╭─ Provided material

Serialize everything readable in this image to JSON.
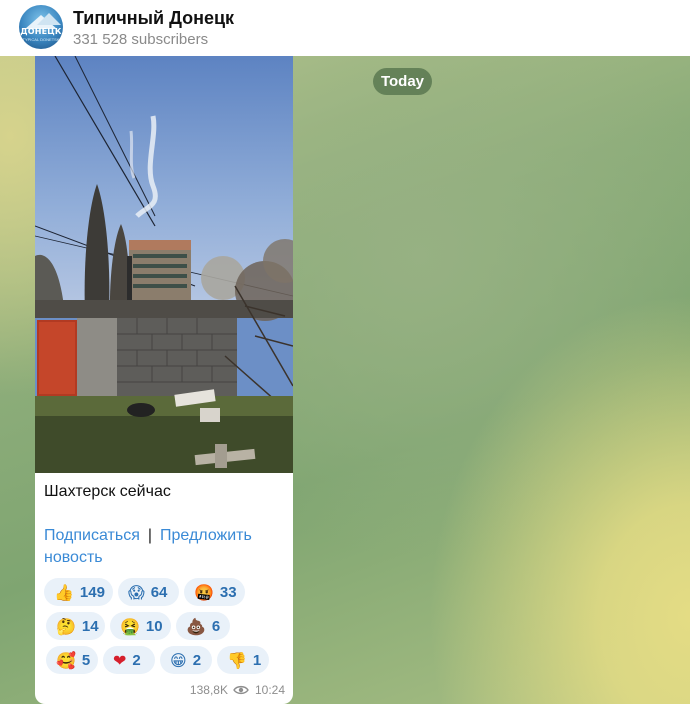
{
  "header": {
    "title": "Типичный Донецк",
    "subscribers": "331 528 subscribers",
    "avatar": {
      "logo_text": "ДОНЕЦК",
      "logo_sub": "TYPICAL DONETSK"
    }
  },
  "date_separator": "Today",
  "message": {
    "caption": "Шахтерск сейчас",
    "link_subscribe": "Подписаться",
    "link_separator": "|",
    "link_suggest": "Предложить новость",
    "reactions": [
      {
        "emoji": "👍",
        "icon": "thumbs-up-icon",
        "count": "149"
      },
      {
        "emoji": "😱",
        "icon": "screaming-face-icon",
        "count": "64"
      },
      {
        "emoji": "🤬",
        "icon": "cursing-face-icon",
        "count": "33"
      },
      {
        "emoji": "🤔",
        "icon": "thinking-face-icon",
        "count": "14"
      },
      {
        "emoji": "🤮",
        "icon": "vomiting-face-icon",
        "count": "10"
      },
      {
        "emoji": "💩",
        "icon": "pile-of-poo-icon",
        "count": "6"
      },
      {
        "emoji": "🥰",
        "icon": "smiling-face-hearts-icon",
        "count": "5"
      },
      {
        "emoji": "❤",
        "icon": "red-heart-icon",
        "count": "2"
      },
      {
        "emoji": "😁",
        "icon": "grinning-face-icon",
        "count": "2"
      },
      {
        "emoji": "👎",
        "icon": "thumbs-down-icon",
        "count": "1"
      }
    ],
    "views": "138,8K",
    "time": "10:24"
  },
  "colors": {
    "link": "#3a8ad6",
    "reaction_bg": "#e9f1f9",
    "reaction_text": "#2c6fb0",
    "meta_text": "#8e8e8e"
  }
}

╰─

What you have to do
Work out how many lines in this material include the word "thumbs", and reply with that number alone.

Written answer
2